I’m still impressed by the competence and the hard work of the teacher -Marta Luchi | Italy [JLPT Course]

I’ve been studying Japanese for many years, with long pauses in between. My recent goal is to be able to read books in Japanese and be able to watch lectures in Japanese about my favorite art topics. I tried different courses and platforms, I learned Kanji stand alone thinking that they would have helped to guess the meaning of Japanese sentences, but with my beginner grammar knowledge I soon found out that I couldn’t understand even the manga for kids. I’ve been told I should reach the N3 level of JPLT to be able to start understanding those. So I googled for the best grammar courses and one of those was Chika Sensei. Compared to other online courses where you’re left to your own devices, this one was not cheap, but the idea to have a teacher following your progresses or to whom ask questions has been my deciding factor. And I’m glad I did. I bought first the N4 course, thinking that my basic grammar and vocabulary was covering the N5, but I soon found out that N4 was too difficult for me and I didn’t know a few grammar rules, so after a while I decided to start from square one with the N5 course, as a refresher and a mean to fill my gaps for grammar. It’s actually challenging in a good way, it helps me writing sentences thinking in Japanese, looking for words I was missing. It gives me a lot of insights on the particle usage I wasn’t aware of, a sort of more advanced usage compared to the basic one I read in the usual grammar books so far. Even though the lessons are 10 minutes long, there are many other activities to go through as soon as possible, such as learning vocabulary (and there is a nice companion platform to quiz you on that, that it’s not the usual SRS flashcard – by the way, it’s one of the possibilities if needed), learning Kanji and so forth. There are different kind of lessons that follows a program and arriving every day as an email: grammar, listening, reading and monthly videos. The dialogues and the sentences are very up to date with modern life, common situations, and not resembling the ones on textbooks.

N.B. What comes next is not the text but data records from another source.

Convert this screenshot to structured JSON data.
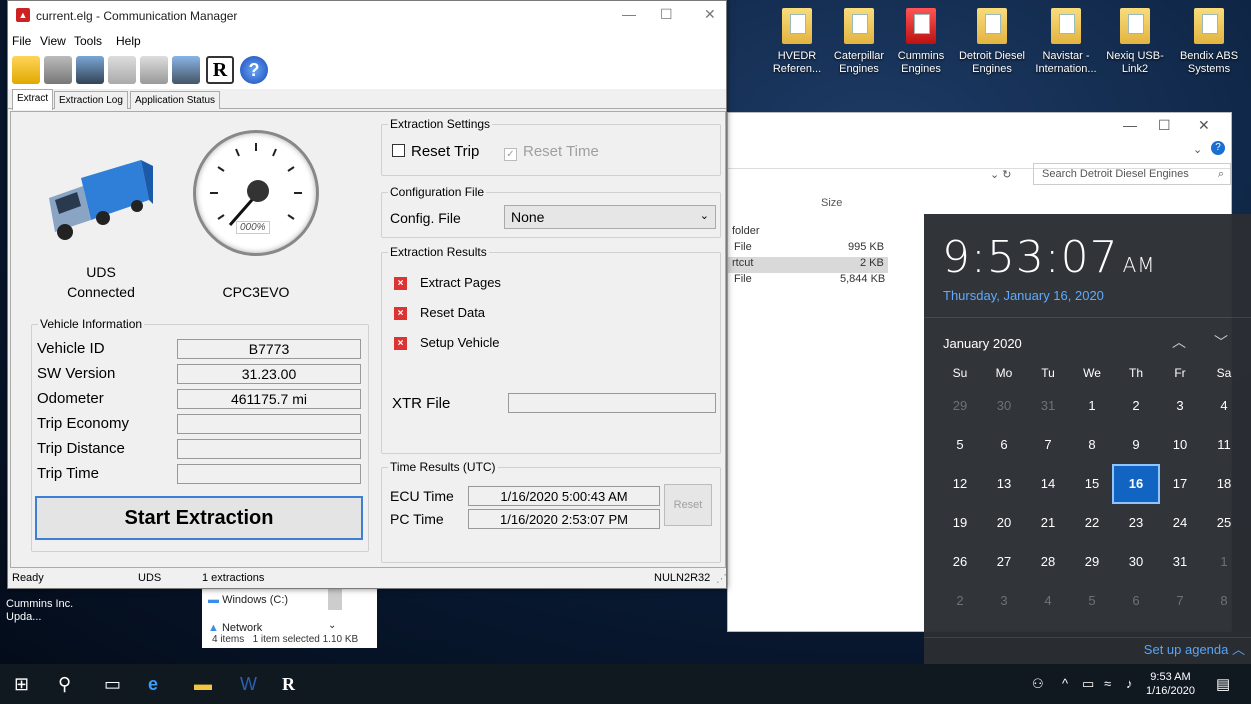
{
  "desktop": {
    "icons": [
      {
        "label": "HVEDR Referen..."
      },
      {
        "label": "Caterpillar Engines"
      },
      {
        "label": "Cummins Engines"
      },
      {
        "label": "Detroit Diesel Engines"
      },
      {
        "label": "Navistar - Internation..."
      },
      {
        "label": "Nexiq USB-Link2"
      },
      {
        "label": "Bendix ABS Systems"
      }
    ],
    "left_icon": "Cummins Inc. Upda..."
  },
  "explorer": {
    "search_placeholder": "Search Detroit Diesel Engines",
    "size_header": "Size",
    "rows": [
      {
        "type": "folder",
        "size": ""
      },
      {
        "type": "File",
        "size": "995 KB"
      },
      {
        "type": "rtcut",
        "size": "2 KB"
      },
      {
        "type": "File",
        "size": "5,844 KB"
      }
    ],
    "nav_windows": "Windows (C:)",
    "nav_network": "Network",
    "status_items": "4 items",
    "status_selected": "1 item selected  1.10 KB"
  },
  "calendar": {
    "time": "9:53:07",
    "ampm": "AM",
    "date": "Thursday, January 16, 2020",
    "month": "January 2020",
    "dows": [
      "Su",
      "Mo",
      "Tu",
      "We",
      "Th",
      "Fr",
      "Sa"
    ],
    "days": [
      "29",
      "30",
      "31",
      "1",
      "2",
      "3",
      "4",
      "5",
      "6",
      "7",
      "8",
      "9",
      "10",
      "11",
      "12",
      "13",
      "14",
      "15",
      "16",
      "17",
      "18",
      "19",
      "20",
      "21",
      "22",
      "23",
      "24",
      "25",
      "26",
      "27",
      "28",
      "29",
      "30",
      "31",
      "1",
      "2",
      "3",
      "4",
      "5",
      "6",
      "7",
      "8"
    ],
    "dim_flags": [
      1,
      1,
      1,
      0,
      0,
      0,
      0,
      0,
      0,
      0,
      0,
      0,
      0,
      0,
      0,
      0,
      0,
      0,
      0,
      0,
      0,
      0,
      0,
      0,
      0,
      0,
      0,
      0,
      0,
      0,
      0,
      0,
      0,
      0,
      1,
      1,
      1,
      1,
      1,
      1,
      1,
      1
    ],
    "today_index": 18,
    "agenda": "Set up agenda"
  },
  "cm": {
    "title": "current.elg - Communication Manager",
    "menu": [
      "File",
      "View",
      "Tools",
      "Help"
    ],
    "tabs": [
      "Extract",
      "Extraction Log",
      "Application Status"
    ],
    "connection_status_1": "UDS",
    "connection_status_2": "Connected",
    "ecu_name": "CPC3EVO",
    "gauge_readout": "000%",
    "vehicle_info_title": "Vehicle Information",
    "vehicle_fields": [
      {
        "label": "Vehicle ID",
        "value": "B7773"
      },
      {
        "label": "SW Version",
        "value": "31.23.00"
      },
      {
        "label": "Odometer",
        "value": "461175.7 mi"
      },
      {
        "label": "Trip Economy",
        "value": ""
      },
      {
        "label": "Trip Distance",
        "value": ""
      },
      {
        "label": "Trip Time",
        "value": ""
      }
    ],
    "start_button": "Start Extraction",
    "extraction_settings_title": "Extraction Settings",
    "reset_trip": "Reset Trip",
    "reset_time": "Reset Time",
    "config_title": "Configuration File",
    "config_label": "Config. File",
    "config_value": "None",
    "results_title": "Extraction Results",
    "results": [
      "Extract Pages",
      "Reset Data",
      "Setup Vehicle"
    ],
    "xtr_label": "XTR File",
    "xtr_value": "",
    "time_title": "Time Results (UTC)",
    "ecu_time_label": "ECU Time",
    "ecu_time_value": "1/16/2020 5:00:43 AM",
    "pc_time_label": "PC Time",
    "pc_time_value": "1/16/2020 2:53:07 PM",
    "reset_button": "Reset",
    "status_ready": "Ready",
    "status_protocol": "UDS",
    "status_count": "1 extractions",
    "status_id": "NULN2R32"
  },
  "taskbar": {
    "clock_time": "9:53 AM",
    "clock_date": "1/16/2020"
  }
}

I’m still impressed by the competence and the hard work of the teacher who corrects the homework and asks questions to follow up.
In the comments for every lesson there are other students’ homework, questions and corrections that I personally found very useful to learn something new or be aware of mistakes that can happen.
Overall I would recommend this course to advanced beginners or beginners who are motivated to work on learning hiragana and katakana as the first step.